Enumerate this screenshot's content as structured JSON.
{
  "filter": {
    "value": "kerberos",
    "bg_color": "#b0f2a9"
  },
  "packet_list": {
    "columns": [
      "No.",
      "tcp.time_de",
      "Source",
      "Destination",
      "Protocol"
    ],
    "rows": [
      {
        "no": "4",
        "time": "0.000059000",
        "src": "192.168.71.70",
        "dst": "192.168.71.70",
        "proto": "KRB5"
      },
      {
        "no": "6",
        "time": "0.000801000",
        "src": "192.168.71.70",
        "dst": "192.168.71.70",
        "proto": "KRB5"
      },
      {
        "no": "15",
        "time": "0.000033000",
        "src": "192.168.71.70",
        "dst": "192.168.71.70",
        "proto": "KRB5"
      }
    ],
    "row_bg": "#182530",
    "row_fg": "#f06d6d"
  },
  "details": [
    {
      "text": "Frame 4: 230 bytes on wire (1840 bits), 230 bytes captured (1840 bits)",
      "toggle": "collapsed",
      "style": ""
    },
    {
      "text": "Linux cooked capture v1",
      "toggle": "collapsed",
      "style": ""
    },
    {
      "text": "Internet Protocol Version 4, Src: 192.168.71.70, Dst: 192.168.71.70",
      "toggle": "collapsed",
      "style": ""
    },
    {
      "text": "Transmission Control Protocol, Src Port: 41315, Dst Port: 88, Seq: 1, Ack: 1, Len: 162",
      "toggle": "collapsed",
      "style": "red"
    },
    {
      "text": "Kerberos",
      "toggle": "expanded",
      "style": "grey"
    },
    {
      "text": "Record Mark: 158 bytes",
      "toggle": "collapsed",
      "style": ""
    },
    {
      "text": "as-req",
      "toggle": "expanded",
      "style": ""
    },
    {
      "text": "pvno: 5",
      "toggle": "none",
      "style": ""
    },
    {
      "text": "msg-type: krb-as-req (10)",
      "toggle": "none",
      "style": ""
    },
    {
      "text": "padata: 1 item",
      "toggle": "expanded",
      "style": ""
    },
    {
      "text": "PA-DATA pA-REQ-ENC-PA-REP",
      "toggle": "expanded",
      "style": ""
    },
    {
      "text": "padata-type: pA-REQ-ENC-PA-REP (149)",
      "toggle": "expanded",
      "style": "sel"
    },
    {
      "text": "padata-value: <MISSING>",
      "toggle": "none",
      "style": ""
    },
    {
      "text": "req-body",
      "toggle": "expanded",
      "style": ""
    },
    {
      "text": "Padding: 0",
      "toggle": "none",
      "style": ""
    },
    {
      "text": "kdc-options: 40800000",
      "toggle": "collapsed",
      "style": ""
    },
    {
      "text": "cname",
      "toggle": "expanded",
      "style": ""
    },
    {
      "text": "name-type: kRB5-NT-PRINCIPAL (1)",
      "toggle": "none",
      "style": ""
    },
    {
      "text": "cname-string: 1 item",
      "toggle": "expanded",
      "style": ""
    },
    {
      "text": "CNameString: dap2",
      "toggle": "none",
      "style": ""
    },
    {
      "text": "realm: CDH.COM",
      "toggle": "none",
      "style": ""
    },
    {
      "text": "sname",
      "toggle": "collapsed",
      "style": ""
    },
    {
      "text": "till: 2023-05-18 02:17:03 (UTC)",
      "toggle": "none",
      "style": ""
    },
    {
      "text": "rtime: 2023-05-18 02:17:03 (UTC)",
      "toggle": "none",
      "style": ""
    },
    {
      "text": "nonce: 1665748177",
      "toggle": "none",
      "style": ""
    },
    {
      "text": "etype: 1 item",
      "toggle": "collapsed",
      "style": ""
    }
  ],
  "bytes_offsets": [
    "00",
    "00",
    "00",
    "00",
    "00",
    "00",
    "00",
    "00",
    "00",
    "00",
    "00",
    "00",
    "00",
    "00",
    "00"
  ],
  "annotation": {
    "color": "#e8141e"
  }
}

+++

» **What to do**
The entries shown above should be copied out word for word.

» **Response to the exercise**
Enumerate this screenshot's content as structured JSON.
{
  "filter": {
    "value": "kerberos",
    "bg_color": "#b0f2a9"
  },
  "packet_list": {
    "columns": [
      "No.",
      "tcp.time_de",
      "Source",
      "Destination",
      "Protocol"
    ],
    "rows": [
      {
        "no": "4",
        "time": "0.000059000",
        "src": "192.168.71.70",
        "dst": "192.168.71.70",
        "proto": "KRB5"
      },
      {
        "no": "6",
        "time": "0.000801000",
        "src": "192.168.71.70",
        "dst": "192.168.71.70",
        "proto": "KRB5"
      },
      {
        "no": "15",
        "time": "0.000033000",
        "src": "192.168.71.70",
        "dst": "192.168.71.70",
        "proto": "KRB5"
      }
    ],
    "row_bg": "#182530",
    "row_fg": "#f06d6d"
  },
  "details": [
    {
      "text": "Frame 4: 230 bytes on wire (1840 bits), 230 bytes captured (1840 bits)",
      "toggle": "collapsed",
      "style": ""
    },
    {
      "text": "Linux cooked capture v1",
      "toggle": "collapsed",
      "style": ""
    },
    {
      "text": "Internet Protocol Version 4, Src: 192.168.71.70, Dst: 192.168.71.70",
      "toggle": "collapsed",
      "style": ""
    },
    {
      "text": "Transmission Control Protocol, Src Port: 41315, Dst Port: 88, Seq: 1, Ack: 1, Len: 162",
      "toggle": "collapsed",
      "style": "red"
    },
    {
      "text": "Kerberos",
      "toggle": "expanded",
      "style": "grey"
    },
    {
      "text": "Record Mark: 158 bytes",
      "toggle": "collapsed",
      "style": ""
    },
    {
      "text": "as-req",
      "toggle": "expanded",
      "style": ""
    },
    {
      "text": "pvno: 5",
      "toggle": "none",
      "style": ""
    },
    {
      "text": "msg-type: krb-as-req (10)",
      "toggle": "none",
      "style": ""
    },
    {
      "text": "padata: 1 item",
      "toggle": "expanded",
      "style": ""
    },
    {
      "text": "PA-DATA pA-REQ-ENC-PA-REP",
      "toggle": "expanded",
      "style": ""
    },
    {
      "text": "padata-type: pA-REQ-ENC-PA-REP (149)",
      "toggle": "expanded",
      "style": "sel"
    },
    {
      "text": "padata-value: <MISSING>",
      "toggle": "none",
      "style": ""
    },
    {
      "text": "req-body",
      "toggle": "expanded",
      "style": ""
    },
    {
      "text": "Padding: 0",
      "toggle": "none",
      "style": ""
    },
    {
      "text": "kdc-options: 40800000",
      "toggle": "collapsed",
      "style": ""
    },
    {
      "text": "cname",
      "toggle": "expanded",
      "style": ""
    },
    {
      "text": "name-type: kRB5-NT-PRINCIPAL (1)",
      "toggle": "none",
      "style": ""
    },
    {
      "text": "cname-string: 1 item",
      "toggle": "expanded",
      "style": ""
    },
    {
      "text": "CNameString: dap2",
      "toggle": "none",
      "style": ""
    },
    {
      "text": "realm: CDH.COM",
      "toggle": "none",
      "style": ""
    },
    {
      "text": "sname",
      "toggle": "collapsed",
      "style": ""
    },
    {
      "text": "till: 2023-05-18 02:17:03 (UTC)",
      "toggle": "none",
      "style": ""
    },
    {
      "text": "rtime: 2023-05-18 02:17:03 (UTC)",
      "toggle": "none",
      "style": ""
    },
    {
      "text": "nonce: 1665748177",
      "toggle": "none",
      "style": ""
    },
    {
      "text": "etype: 1 item",
      "toggle": "collapsed",
      "style": ""
    }
  ],
  "bytes_offsets": [
    "00",
    "00",
    "00",
    "00",
    "00",
    "00",
    "00",
    "00",
    "00",
    "00",
    "00",
    "00",
    "00",
    "00",
    "00"
  ],
  "annotation": {
    "color": "#e8141e"
  }
}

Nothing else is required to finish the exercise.